A lot of children’s books authors are often teachers too and need multiple jobs, as it is with the art world. I feel at the beginning still, even though I have 2 self published books. Although that’s monumental and I never would have believed it would happen, I’m just so deep in it and constantly learning. It’s like when you’re learning a language, and once you get the grasp, you realize how much more there is to learn.
To be an entrepreneur and live up to big dreams, you constantly have to think of the next thing, often without pausing to appreciate what you’ve done. Success is not for free, you have to pay the rent and the rent is due every day. I remind myself of that constantly.
How has the pandemic affected your journey?
When the pandemic hit, I had an email newsletter to do Zoom story time to kids for free. That first week, kids were home for spring break, so during that transition I’d read Don’t Cry Duck a few times a day to groups of kids, and teach kids how to draw animals.
Free story time morphed into private art classes and school art classes. It’s been pretty incredible that from these free events, I’ve gotten outreach to help build an art room, and it has given me so much opportunity and reason to still be out in the world with my books. That’s my favorite part of self publishing, you’re in charge of how you want to live in the world.
Given the roller coaster of the last three years, what do you hope to see happen in the next three years?

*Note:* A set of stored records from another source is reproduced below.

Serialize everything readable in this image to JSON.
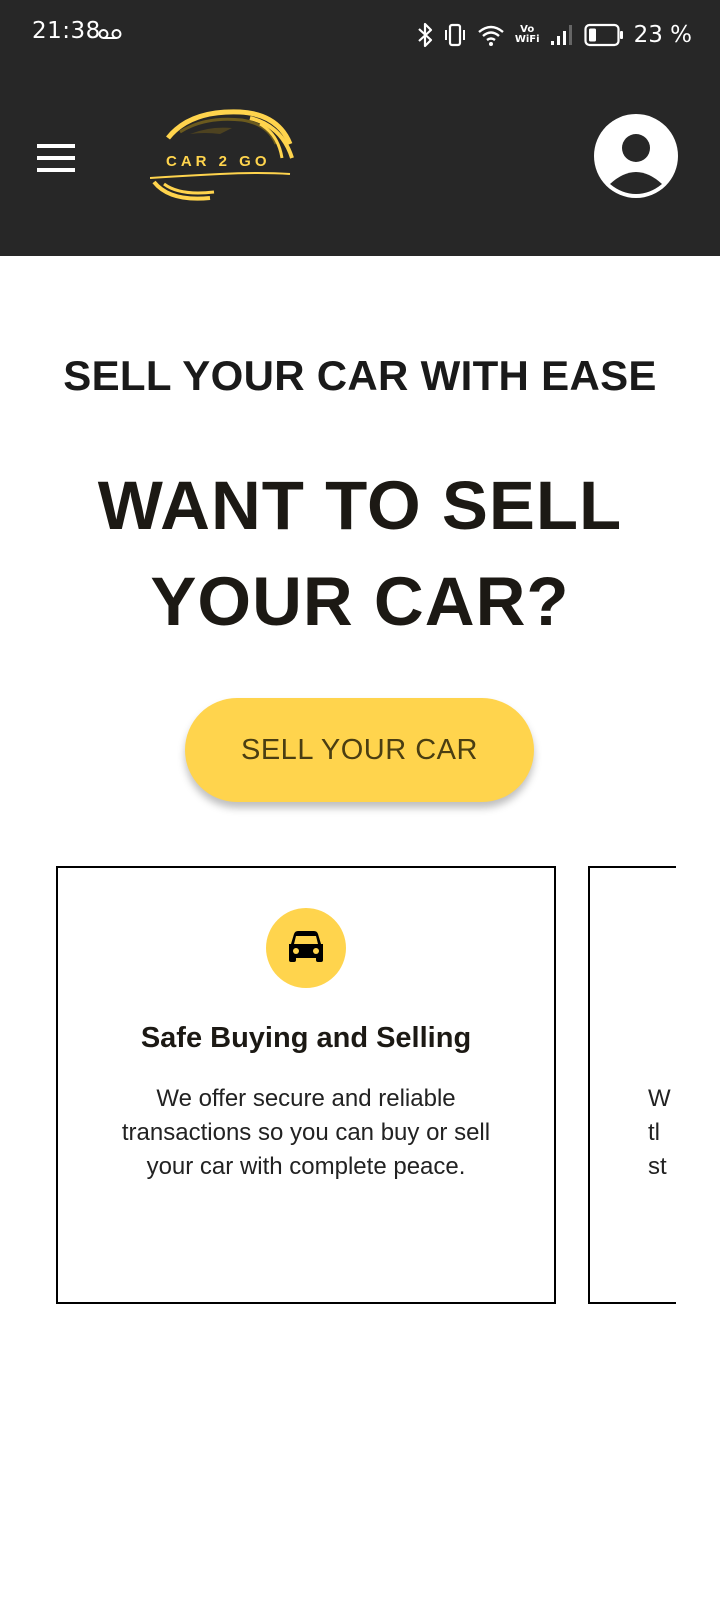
{
  "status_bar": {
    "time": "21:38",
    "vo_label": "Vo",
    "wifi_label": "WiFi",
    "battery": "23 %",
    "icons": [
      "voicemail-icon",
      "bluetooth-icon",
      "vibrate-icon",
      "wifi-icon",
      "signal-icon",
      "battery-icon"
    ]
  },
  "app_bar": {
    "menu_icon": "hamburger-menu-icon",
    "logo_text": "CAR 2 GO",
    "profile_icon": "account-circle-icon",
    "background": "#272727"
  },
  "hero": {
    "subtitle": "SELL YOUR CAR WITH EASE",
    "headline_line1": "WANT TO SELL",
    "headline_line2": "YOUR CAR?",
    "cta_label": "SELL YOUR CAR",
    "accent": "#ffd44d"
  },
  "features": [
    {
      "icon": "car-icon",
      "title": "Safe Buying and Selling",
      "line1": "We offer secure and reliable",
      "line2": "transactions so you can buy or sell",
      "line3": "your car with complete peace."
    },
    {
      "line1": "W",
      "line2": "tl",
      "line3": "st"
    }
  ]
}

A lot of the last three years has been a ripple effect that I never could have predicted. I like to create things, but it’s always made best when it is created and made for other people. You can make a ton of things but what happens when you hand it over to the other person is the real reward.
I have a lot of curiosity about self publishing versus traditional publishing. I would love one of the projects to make its way down the path of traditional publishing.
I remain open to let things pivot, whether I’m aware that they will or not. I’ve loved that reading books over Zoom evolved into art classes, and hope that helping kids with creativity stays in the forefront.
Check out Kait Walsh's books and artwork at: www.sealedwithakait.com